Okay, but what about conventional produce? Consider this: "the Environmental Protection Agency estimates that 10,000-20,000 physician-diagnosed pesticide poisonings occur each year among the approximately 2 million U.S. agricultural workers" (as per this CDC article). Let's pretend that absolutely none of the harmful chemicals that sicken these workers actually stays on our food to accumulate in our bodies. Even with that assumption, would you really want to contribute to that? Umm... no, thanks.

What is the real story here? To me, it is the fact that there is no such thing as zero risk. We all live with risk every day of our lives. What we have to do is learn how to evaluate how much the risk affects us and why it scares us. Being hospitalized from a case of really bad food poisoning seems a lot scarier than eating fast food because the results are immediate and understandable. That means it is easier for the human brain to process the message "organic food = food poisoning = bad." By contrast, the relationship between fast food and heart disease is less immediate and clear to us, so we are less likely to behave in a way that benefits us in the long term. I see a similar story play out with environmental problems like climate change all the time.

Being a savvy information consumer is an important skill in today's world. And if you need a second opinion, always ask your personal green expert.

Saturday, August 3, 2013

In the news: Uplifting stories

In the last month, I've read a number of inspiring stories in the news. Here is a quick recap (with links) of what I've learned.

1. In Canada's Globe and Mail, columnist Margaret Wente writes about how a 29-year old entrepreneur, Jon Dwyer, created an alternative fuel that doesn't need government subsidies or specialized technology to work. Flax fuel is cheaper than diesel and runs in diesel motors (without modification). The new form of biodiesel is being used to power Toronto's city fleet and other buildings in the city.

2. In a similar story on NPR, guest host on Morning Edition, John Ydstie, talked about social entrepreneur David Green, who is lowering the price of medical technologies by making cheaper products to compete with conventional ones. This competition drives down prices. Green successfully made a hearing aid with off-the-shelf blue tooth technology at a fraction of the cost of a traditional hearing aid. He's also helped 18 million people see better by making cataract surgery cheaper.

3. Check out the Economist's review of Nature's Fortune, written by Mark Tercek and Jonathan Adams from the Nature Conservancy.

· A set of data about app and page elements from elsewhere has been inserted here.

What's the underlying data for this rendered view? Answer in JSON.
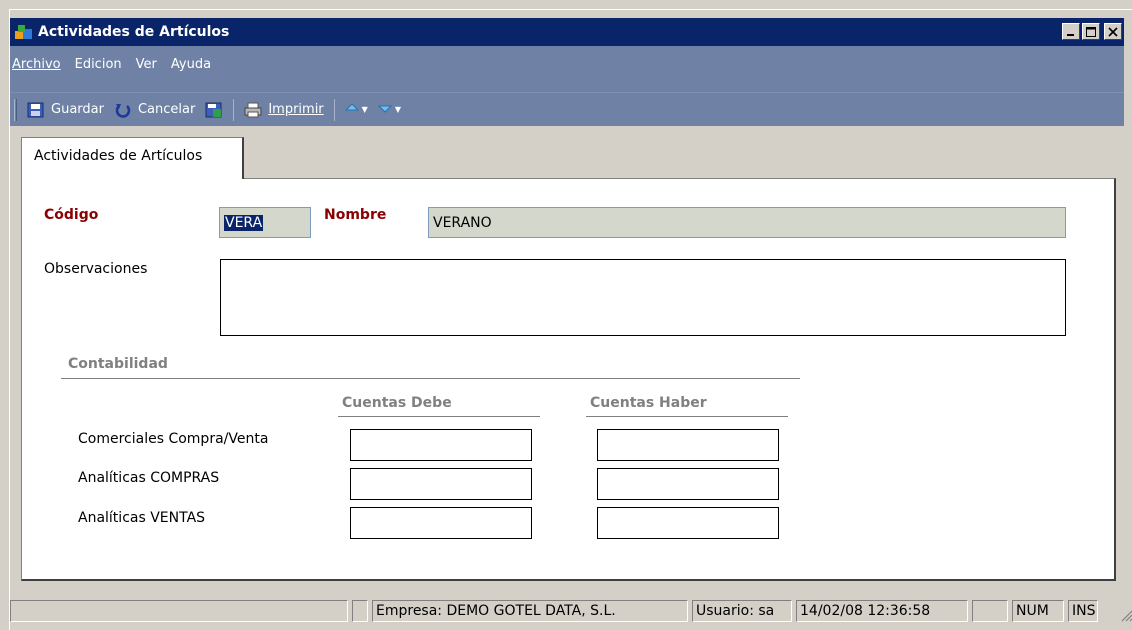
{
  "window": {
    "title": "Actividades de Artículos"
  },
  "menu": [
    {
      "label": "Archivo"
    },
    {
      "label": "Edicion"
    },
    {
      "label": "Ver"
    },
    {
      "label": "Ayuda"
    }
  ],
  "toolbar": {
    "save_label": "Guardar",
    "cancel_label": "Cancelar",
    "print_label": "Imprimir"
  },
  "tab": {
    "label": "Actividades de Artículos"
  },
  "form": {
    "codigo_label": "Código",
    "codigo_value": "VERA",
    "nombre_label": "Nombre",
    "nombre_value": "VERANO",
    "observaciones_label": "Observaciones",
    "observaciones_value": ""
  },
  "contabilidad": {
    "title": "Contabilidad",
    "col_debe": "Cuentas Debe",
    "col_haber": "Cuentas Haber",
    "rows": [
      {
        "label": "Comerciales Compra/Venta",
        "debe": "",
        "haber": ""
      },
      {
        "label": "Analíticas COMPRAS",
        "debe": "",
        "haber": ""
      },
      {
        "label": "Analíticas VENTAS",
        "debe": "",
        "haber": ""
      }
    ]
  },
  "statusbar": {
    "empresa": "Empresa: DEMO GOTEL DATA, S.L.",
    "usuario": "Usuario: sa",
    "datetime": "14/02/08 12:36:58",
    "num": "NUM",
    "ins": "INS"
  },
  "colors": {
    "titlebar": "#0a246a",
    "menubar": "#6f82a6",
    "required_label": "#8b0000"
  }
}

The authors describe how putting a price on an ecosystem service allows governments and businesses to incorporate the ecosystem in their planning and thus preserve it. The best known example of this is New York City's decision to restore the Catskill watershed because it was cheaper than building a water purification plant.

4. I wish mainstream news in the US would report more on uplifting human achievements, like BBC did in this article on green heroes. The UK's National Trust was the world's first organization dedicated to conserving natural and historical places (started in 1895!). Each year they celebrate three exceptional volunteers with the Octavia Hill award.Check this out: In 1985 they had three volunteers, now they have over 60,000!